> _Instructions to follow_: Check each line of the records for "Total"; collect those that have it.

Dataset rows for apps and sites
════════════════

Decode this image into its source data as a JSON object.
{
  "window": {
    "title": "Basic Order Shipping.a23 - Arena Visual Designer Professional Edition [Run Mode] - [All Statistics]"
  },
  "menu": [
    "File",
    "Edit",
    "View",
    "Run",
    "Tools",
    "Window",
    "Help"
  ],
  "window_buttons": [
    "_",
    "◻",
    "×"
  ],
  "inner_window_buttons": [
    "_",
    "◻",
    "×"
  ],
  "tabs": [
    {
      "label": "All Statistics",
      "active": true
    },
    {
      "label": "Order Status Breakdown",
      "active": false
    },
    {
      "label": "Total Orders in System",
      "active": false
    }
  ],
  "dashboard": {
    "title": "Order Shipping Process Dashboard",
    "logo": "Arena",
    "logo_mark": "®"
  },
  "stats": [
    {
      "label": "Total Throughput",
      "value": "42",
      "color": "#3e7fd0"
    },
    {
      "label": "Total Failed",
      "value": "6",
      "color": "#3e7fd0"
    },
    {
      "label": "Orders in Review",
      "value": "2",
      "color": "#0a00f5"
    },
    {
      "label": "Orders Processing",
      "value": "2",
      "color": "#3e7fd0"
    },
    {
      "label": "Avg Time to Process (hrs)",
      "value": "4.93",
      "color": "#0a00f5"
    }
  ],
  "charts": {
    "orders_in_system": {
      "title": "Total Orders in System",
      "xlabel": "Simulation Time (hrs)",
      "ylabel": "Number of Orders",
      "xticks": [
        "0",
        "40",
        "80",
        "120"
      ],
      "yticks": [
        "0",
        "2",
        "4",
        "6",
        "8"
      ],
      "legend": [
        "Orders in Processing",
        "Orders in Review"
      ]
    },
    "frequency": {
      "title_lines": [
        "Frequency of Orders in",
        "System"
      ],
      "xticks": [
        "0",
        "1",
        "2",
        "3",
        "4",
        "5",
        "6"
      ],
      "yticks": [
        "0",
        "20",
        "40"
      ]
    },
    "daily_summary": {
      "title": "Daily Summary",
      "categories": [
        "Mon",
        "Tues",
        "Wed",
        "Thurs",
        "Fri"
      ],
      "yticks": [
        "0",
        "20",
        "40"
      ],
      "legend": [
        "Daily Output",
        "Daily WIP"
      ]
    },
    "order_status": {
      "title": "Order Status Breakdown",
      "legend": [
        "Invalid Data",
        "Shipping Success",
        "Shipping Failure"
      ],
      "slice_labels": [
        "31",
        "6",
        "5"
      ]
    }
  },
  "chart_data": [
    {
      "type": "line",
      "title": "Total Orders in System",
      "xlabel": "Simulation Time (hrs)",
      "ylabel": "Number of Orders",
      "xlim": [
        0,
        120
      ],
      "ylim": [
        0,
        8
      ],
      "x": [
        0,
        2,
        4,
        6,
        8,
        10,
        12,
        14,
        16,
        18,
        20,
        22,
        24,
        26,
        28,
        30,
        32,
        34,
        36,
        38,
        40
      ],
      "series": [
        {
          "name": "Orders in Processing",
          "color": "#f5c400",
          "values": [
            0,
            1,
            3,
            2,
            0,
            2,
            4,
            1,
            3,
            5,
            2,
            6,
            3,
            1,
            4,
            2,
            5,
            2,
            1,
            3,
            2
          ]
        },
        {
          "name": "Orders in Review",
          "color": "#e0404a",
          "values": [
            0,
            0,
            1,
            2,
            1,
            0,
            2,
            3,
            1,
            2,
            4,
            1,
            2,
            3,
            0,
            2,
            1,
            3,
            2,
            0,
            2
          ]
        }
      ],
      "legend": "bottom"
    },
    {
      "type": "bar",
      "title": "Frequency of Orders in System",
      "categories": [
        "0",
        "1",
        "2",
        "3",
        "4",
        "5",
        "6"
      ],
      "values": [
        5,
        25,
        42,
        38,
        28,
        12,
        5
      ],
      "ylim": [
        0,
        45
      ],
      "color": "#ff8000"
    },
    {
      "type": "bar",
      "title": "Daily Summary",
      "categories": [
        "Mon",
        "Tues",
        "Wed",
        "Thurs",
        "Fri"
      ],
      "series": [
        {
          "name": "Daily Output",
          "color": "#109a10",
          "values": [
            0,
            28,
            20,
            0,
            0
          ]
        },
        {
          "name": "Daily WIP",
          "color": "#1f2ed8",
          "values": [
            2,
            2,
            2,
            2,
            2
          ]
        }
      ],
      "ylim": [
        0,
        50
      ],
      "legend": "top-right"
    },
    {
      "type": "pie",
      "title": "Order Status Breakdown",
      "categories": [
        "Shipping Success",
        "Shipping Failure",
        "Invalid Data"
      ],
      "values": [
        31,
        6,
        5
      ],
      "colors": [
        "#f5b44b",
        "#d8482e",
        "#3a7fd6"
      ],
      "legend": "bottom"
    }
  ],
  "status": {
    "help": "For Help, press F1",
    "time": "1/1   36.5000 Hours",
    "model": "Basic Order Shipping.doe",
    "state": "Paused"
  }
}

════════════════

> _Output for this task_:
      "label": "Total Orders in System",
      "label": "Total Throughput",
      "label": "Total Failed",
      "title": "Total Orders in System",
      "title": "Total Orders in System",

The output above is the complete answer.